We have no occasion to write a thesis on our wrongful death statute further than to say it is not a common-law action for damages. Relief for wrongful death originated with an act of the British Parliament (9 & 10 Victoriae, Chapter 93, effective August *819 26, 1846, commonly known as Lord Campbell's Act. See Goodyear, Administratrix, v. Railway Co., 114 Kan. 557, 572, 220 Pac. 282, where it is set out in full). It was soon adopted in most of our states and in Kansas, first by our territorial legislature (Chap. 1, Laws 1859; see G.L. 1862, Chap. 3). As amended from time to time by our legislature it now appears as G.S. 1949, 60-3203, a part of which is quoted above. It is designed to be for the "benefit of the surviving spouse and children, if any, or next of kin" of the deceased. As originally enacted in this state the only person who could bring the action was the personal representative of the deceased. In this state by 1889 experience had developed that in certain cases someone else should be authorized to maintain the action. To remedy this situation our legislature enacted Chapter 131, Laws of 1889, which, as amended, is now G.S. 1949, 60-3204, quoted above. It will be observed this statute authorized the action to be brought in one or the other of two situations. The first is when the residence of the party whose death was caused by the wrongful act or omission of another was at the time of his death in any other state or territory than Kansas. This is the situation which existed in these cases. The decedent, William L. Riley, was a resident of Lampasas, Texas, at the time of his death in Kansas. It was perfectly proper for his widow to bring an action in Kansas for the wrongful death of her husband. That is what she did. It follows the trial court was correct in its conclusion of law that the case of Nova J. Riley v. Virgil Fallon was lawfully commenced, and was also correct in dismissing the action brought by the administrator. This is about all there is to this case.

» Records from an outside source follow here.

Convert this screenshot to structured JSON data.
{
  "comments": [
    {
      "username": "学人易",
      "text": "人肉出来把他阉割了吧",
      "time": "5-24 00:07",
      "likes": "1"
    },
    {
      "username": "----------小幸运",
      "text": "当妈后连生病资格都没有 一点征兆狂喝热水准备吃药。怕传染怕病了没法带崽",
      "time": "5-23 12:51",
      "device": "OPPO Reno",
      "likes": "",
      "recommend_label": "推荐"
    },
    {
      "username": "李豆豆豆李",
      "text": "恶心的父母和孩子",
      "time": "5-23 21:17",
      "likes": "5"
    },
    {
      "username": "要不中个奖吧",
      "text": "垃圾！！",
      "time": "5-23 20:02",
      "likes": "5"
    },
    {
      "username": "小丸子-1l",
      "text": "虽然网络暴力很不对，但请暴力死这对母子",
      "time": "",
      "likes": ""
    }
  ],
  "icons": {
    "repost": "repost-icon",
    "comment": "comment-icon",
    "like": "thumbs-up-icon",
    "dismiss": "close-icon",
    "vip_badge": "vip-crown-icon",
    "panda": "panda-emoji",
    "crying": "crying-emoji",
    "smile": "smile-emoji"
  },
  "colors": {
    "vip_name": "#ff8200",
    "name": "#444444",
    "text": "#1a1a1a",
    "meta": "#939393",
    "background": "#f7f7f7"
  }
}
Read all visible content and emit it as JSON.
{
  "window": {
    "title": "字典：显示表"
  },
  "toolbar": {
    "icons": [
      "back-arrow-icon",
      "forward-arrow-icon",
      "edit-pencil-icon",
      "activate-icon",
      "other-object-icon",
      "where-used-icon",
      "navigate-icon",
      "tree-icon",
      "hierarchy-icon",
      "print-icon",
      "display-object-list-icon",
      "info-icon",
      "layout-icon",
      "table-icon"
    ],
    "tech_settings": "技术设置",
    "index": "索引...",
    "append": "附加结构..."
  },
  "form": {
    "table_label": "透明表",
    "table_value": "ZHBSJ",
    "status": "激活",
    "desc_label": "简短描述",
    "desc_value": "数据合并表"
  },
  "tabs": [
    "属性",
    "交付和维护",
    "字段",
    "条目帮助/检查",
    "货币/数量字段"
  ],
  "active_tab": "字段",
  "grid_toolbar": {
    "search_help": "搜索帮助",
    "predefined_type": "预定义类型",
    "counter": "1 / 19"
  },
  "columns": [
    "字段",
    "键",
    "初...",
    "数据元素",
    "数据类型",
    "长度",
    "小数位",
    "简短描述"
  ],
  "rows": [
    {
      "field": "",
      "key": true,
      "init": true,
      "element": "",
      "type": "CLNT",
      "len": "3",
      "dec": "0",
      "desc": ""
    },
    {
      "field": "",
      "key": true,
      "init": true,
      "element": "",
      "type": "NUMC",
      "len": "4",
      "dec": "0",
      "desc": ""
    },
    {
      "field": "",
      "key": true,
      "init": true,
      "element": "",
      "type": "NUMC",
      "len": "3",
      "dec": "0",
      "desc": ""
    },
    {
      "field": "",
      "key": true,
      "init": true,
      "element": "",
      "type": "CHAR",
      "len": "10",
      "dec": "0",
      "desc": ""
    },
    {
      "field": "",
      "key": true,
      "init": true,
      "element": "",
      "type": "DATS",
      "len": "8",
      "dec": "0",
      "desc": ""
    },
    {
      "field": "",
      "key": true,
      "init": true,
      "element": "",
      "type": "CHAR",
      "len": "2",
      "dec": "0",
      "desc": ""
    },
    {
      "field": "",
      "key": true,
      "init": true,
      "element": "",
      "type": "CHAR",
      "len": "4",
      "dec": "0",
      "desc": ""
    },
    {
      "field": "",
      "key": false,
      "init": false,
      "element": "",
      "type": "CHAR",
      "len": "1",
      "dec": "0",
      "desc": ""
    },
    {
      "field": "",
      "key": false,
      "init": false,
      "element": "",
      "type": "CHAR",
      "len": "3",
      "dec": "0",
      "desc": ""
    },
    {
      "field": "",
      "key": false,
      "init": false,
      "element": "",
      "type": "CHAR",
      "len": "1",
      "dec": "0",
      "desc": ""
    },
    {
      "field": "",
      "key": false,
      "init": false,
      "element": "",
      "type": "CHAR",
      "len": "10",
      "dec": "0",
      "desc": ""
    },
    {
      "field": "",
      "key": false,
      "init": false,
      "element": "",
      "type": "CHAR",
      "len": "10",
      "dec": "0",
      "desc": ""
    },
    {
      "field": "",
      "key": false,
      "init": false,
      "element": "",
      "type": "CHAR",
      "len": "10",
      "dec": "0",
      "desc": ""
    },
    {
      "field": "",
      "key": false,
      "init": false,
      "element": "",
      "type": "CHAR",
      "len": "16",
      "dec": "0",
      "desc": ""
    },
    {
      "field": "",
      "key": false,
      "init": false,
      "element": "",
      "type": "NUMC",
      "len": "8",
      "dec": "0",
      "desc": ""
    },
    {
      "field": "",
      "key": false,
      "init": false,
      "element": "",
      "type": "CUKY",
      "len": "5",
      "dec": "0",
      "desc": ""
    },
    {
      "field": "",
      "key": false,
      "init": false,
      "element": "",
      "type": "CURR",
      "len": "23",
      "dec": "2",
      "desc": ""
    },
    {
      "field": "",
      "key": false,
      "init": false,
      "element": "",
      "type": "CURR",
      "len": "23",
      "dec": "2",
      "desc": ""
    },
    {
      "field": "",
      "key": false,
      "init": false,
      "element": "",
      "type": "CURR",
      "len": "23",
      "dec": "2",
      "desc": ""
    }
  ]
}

Capable and diligent counsel have cited and commented upon a number of our earlier decisions and other authorities, but concede that none of them is directly in point. We have examined all authorities cited and others, but find no necessity to discuss them at length and distinguish them.
The judgment of the trial court is affirmed.